Michigan trademark case questions who owns the road
Michigan's state highway 22 is the unlikely target of a simmering trademark battle.
I can’t tell you how many miles I’ve traveled on M-22 in my lifetime -- maybe 100,000. I took M-22 to and from the tiny village of Northport, where I went to school. In the summer we took it to my grandparents’ house to spend the day swimming and skiing on Lake Leelanau.
Returning to Leelanau County as an adult, the childhood associations are the same, but the scores of new restaurants, vineyards, farmers markets and coffee shops are different.
“Leelanau County is supposed to be a secret, so I shouldn’t even be talking to you about this,” Pamela Cain told me as she was loading her children into a white minivan in the popular tourist town of Leland. I noticed the now-ubiquitous M-22 sticker clapped on the bumper.
“Yeah, he has a shirt and I have a sweatshirt; my mom has the sweatshirt; we have the stickers. It’s just a beautiful place to live, and to eat, and to work, and to raise a family,” she said.
M-22 runs 30 miles up one side of the Leelanau Peninsula and down the other -- it’s a beautiful drive. And the simple black and white M-22 road sign that's emblazoned on bumpers, t-shirts and sweaters is the brainchild of the Myers brothers, Keegan and Matt, who secured a trademark for M-22 in 2007. The brand was an instant success.
“[Business has] doubled every year at least,” Matt Myers said. “So, whatever we did last year we’ve already done twice as much this year.”
What began as a simple logo for the brother’s kiteboard and surfing business quickly grew into a booming retail industry, promoting Leelanau County, Northern Michigan and summertime fun. It’s also become the flashpoint of a bitter trademark war over who owns rights to the plain old Michigan highway sign. Keegan Myers said the success of the company and simplicity of the concept has made them easy targets for copycats.
“In business you can’t move forward if you can’t protect what you’ve created,” says Keegan. "Nike does it."
His older brother Matt was more direct: “What happens is people come in here, they come in and look at the exact products we’re buying, exactly how we’ve embellished them, and they go and copy it."
To protect their brand, M-22 started sending cease-and-desist letters to companies with similar highway products, even those using featuring different roads such as M-119 about two hours north.

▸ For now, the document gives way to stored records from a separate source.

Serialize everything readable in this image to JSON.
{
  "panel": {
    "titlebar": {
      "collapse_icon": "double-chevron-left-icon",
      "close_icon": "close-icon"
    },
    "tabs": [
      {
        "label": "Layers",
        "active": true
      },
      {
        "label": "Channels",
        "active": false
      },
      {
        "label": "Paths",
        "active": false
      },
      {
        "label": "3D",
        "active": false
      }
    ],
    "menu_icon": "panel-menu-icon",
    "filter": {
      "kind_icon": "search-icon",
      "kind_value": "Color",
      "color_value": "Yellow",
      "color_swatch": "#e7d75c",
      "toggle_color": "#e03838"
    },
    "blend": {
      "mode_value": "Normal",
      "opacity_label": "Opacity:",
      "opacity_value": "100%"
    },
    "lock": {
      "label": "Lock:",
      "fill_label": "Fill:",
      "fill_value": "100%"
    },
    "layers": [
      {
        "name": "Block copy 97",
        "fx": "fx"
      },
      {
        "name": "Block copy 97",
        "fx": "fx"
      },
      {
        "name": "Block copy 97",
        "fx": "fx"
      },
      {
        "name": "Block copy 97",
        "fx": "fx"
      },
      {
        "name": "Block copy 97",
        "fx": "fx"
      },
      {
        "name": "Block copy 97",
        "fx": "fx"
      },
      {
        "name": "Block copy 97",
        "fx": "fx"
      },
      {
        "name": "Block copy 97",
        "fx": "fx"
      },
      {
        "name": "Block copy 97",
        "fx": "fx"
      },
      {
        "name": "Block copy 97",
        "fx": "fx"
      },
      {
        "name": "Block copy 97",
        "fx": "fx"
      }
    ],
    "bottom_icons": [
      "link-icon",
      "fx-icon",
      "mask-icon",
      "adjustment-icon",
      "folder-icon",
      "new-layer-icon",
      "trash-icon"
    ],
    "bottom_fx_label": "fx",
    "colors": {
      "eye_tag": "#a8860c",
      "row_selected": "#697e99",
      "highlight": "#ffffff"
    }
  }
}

With her mother, Ami Woods runs the Good Hart General Store in Good Hart, Michigan. Woods said they’ve sold souvenirs promoting M-119 for several decades, which is their right since M-119 runs right by their front door.
“All that we have is tourism as an industry,” Woods said. “So, the possibility of a private business claiming a trademark that jeopardizes our right to promote tourism in our area is something that we felt very strongly that we needed to go against.”
Michigan’s Attorney General Bill Schuette seems to agree with her. Schuette ruled earlier this year that all state road signs, including M-22, are public domain -- especially when it comes to tourism. As far as the Myers brothers are concerned, they plan to continue defending the trademark they’ve held for the past five years despite the AG’s ruling.
Whatever happens with the trademark, as long as tourists continue to pour into Leelanau County to swim, shop, eat or just drive down M-22, they will continue to buy the t-shirts. Just like people like me will pine for summers past when the secret beaches were still a secret.